The word “resilience” typically describes a material’s ability to recoil or spring back into shape after bending, stretching, or being compressed. In ecology, resilience has been described as the capacity of an ecosystem to tolerate disturbance without collapsing into a qualitatively different state. Thus, a resilient ecosystem is considered to be one that can more effectively withstand external shocks and rebuild itself after experiencing those shocks.

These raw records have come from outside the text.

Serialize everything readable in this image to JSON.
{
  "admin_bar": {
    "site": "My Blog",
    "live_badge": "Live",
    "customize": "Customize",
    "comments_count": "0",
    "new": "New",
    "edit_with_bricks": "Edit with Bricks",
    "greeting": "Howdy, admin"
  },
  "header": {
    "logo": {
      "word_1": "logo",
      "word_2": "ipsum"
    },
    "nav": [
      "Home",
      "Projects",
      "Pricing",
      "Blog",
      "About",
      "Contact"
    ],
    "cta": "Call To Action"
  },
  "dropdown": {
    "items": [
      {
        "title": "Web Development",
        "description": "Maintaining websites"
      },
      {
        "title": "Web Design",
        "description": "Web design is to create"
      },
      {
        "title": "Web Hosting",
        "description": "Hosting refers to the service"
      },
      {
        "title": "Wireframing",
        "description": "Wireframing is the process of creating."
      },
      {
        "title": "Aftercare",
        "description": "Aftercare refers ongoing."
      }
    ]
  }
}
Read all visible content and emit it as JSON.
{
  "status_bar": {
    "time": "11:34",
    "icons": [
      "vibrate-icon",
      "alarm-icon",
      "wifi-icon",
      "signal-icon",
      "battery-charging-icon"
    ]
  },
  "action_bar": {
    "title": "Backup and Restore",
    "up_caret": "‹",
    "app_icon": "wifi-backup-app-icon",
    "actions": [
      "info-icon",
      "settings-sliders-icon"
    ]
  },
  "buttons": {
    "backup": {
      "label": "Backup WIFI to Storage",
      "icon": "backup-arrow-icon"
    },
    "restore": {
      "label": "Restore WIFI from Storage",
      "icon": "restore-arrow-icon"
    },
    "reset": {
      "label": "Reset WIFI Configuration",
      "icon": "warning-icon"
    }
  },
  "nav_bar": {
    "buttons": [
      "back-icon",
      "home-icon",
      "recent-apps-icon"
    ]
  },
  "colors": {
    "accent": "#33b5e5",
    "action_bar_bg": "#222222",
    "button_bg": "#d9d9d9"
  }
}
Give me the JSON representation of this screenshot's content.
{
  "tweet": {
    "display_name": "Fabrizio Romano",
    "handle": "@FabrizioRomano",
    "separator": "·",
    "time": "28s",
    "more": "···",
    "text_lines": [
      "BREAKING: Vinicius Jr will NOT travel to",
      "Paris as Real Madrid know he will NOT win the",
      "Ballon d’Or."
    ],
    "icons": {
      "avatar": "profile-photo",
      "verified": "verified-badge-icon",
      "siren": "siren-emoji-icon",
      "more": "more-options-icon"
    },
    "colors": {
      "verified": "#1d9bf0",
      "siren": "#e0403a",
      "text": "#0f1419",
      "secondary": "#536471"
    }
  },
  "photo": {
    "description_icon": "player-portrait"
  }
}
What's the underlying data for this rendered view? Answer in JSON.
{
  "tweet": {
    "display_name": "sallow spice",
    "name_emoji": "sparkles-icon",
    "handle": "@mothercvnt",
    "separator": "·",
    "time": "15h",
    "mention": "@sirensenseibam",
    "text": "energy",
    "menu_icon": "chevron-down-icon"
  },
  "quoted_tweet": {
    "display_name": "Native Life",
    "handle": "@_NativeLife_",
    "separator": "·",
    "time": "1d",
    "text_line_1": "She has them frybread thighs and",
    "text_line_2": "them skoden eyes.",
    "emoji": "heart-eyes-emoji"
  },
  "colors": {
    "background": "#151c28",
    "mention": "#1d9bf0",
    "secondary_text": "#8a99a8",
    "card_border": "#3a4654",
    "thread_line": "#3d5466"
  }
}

In line with this understanding, the idea of resilience when applied to urban areas, refers to the capacity of our communities and cities to bear the future shocks and stresses associated with climate change, environmental degradation, social and economic turmoil etc. and to continue to function, instead of collapsing. This places an important responsibility on urban planners, architects, social scientists and city administrators, to plan and manage our cities as resilient systems that will be able to cater to the needs of today and the future as well as withstand any forces which may impact its functional efficiency. With the rapid growth of urban areas there is greater concentration of people, economic activities and assets in urban areas, and therefore the impact of any hazard or disaster would also be many times greater. The urgent need for shift in social and economic paradigms, improved technologies, and efficient energy solutions can hardly be overstated, as also, the need for involvement of all stakeholders in developing the resilience of communities.